For children who struggle with transition, visual timetables can be a brilliant support, there's a BUT coming, right, that's obvious. But, there is a condition called pathological demand avoidance, which is a very, very specific form of autism. If you have PDA, your body experiences very high levels of anxiety when someone gives you an instruction or directs you to a task or says that you have to do something, you know, places some sort of a demand on you. And school is a place full of demands. That anxiety translates into stress chemicals, which push the child towards that high energy high alert state ever closer to fight or flight or freeze. And interestingly, although that child may well have needs and struggles around transition themselves, and while the visual timetable may also help them understand the flow of the day, the good that does is outweighed by the fact that a visual timetable is also a pictorial list of demands. Registration involves having to give the teacher your name. Maths involves having to complete given work problems. Reading involves reading a book given to you by the teacher that you did not choose and being told to engage in an activity that was not of your choosing. And actually, seeing this pictorial list of demands can actually fuel our stress chemicals to a much greater degree than the support we transition and change reduces them. 

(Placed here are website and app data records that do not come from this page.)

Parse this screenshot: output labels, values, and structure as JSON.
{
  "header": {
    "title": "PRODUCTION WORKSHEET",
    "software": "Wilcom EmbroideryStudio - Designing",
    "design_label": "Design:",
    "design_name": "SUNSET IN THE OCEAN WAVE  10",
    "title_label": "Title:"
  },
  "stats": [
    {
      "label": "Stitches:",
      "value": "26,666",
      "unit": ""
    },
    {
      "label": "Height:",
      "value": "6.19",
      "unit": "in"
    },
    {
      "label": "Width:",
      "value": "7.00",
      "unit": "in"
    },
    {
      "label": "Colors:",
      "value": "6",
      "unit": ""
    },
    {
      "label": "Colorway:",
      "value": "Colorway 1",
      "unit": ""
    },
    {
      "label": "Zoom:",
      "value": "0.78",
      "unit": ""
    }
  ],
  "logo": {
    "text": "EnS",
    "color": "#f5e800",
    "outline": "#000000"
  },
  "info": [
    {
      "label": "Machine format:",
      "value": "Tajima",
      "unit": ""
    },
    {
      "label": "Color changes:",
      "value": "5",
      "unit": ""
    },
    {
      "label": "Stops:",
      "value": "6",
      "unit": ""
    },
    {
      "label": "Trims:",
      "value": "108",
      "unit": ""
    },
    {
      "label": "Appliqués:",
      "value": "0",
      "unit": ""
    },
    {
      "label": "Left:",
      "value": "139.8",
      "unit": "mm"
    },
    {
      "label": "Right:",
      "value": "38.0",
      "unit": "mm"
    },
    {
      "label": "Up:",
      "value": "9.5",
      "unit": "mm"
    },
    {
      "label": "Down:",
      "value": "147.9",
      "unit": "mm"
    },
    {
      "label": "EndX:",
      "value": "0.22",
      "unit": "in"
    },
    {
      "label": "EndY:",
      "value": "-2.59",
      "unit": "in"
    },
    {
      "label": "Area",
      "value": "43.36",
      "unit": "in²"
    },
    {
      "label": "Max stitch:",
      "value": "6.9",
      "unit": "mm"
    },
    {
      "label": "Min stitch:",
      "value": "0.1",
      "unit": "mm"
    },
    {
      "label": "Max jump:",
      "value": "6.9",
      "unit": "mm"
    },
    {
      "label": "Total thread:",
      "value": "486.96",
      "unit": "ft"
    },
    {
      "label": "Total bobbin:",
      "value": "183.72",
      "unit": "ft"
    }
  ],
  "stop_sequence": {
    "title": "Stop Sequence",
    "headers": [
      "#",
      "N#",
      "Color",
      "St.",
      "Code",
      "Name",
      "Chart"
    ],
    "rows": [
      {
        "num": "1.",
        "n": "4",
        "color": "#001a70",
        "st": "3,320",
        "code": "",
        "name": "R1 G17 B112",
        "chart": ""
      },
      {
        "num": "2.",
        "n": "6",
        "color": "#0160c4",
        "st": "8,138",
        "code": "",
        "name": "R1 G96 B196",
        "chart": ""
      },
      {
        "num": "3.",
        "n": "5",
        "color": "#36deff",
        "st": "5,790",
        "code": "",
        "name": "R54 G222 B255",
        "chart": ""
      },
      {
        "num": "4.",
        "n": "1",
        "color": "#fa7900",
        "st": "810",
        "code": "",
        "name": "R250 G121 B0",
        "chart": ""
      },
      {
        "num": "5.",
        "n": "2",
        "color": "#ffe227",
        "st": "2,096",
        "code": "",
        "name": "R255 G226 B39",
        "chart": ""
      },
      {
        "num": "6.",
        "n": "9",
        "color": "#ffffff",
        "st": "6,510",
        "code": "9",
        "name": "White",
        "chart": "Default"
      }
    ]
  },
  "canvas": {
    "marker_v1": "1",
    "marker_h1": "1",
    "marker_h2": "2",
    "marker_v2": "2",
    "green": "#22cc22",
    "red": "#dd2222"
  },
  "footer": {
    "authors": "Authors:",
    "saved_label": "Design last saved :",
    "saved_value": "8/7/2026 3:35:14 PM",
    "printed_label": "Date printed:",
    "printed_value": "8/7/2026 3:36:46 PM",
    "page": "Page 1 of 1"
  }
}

So it may well be for this people with this very specific pathological demand avoidance profile of autism, that visual timetables are actually counterproductive and they do more damage than they do good. And for the people, not being able to predict when demands are going to happen, might actually be beneficial, because they're not, you know, kind of worrying about them in advance and planning ahead and think about where all the demands in the day are going to be which fuels their anxiety, all of which means we have to look at pupils needs as individuals and work out what strategies are going to be most effective for them. And not just assume that a strategy that supports other children with a similar condition is going to be effective for our target child. Even when that feels counterintuitive, even when someone is saying if you have a child with a certain condition or certain needs, then you should be using visual timetables, we have to fit our solutions and strategies to the individual child. 

And that is where I stand on visual timetables, they can do a lot of good, but they can also do a lot of damage. And I hope you found that useful, especially if you're supporting kids with autism, their own transitional needs, or PDA. If you did I've got one quick favour to ask please spend just 30 seconds giving us an honest rating and review on your podcast app. And that tells the algorithm to share school behaviour secrets with other teachers, school leaders and parents who would find this information useful. I'll be back with another quickfire episode next time. Until then have a brilliant week. And thank you for listening.

(This automated transcript may not be 100% accurate.)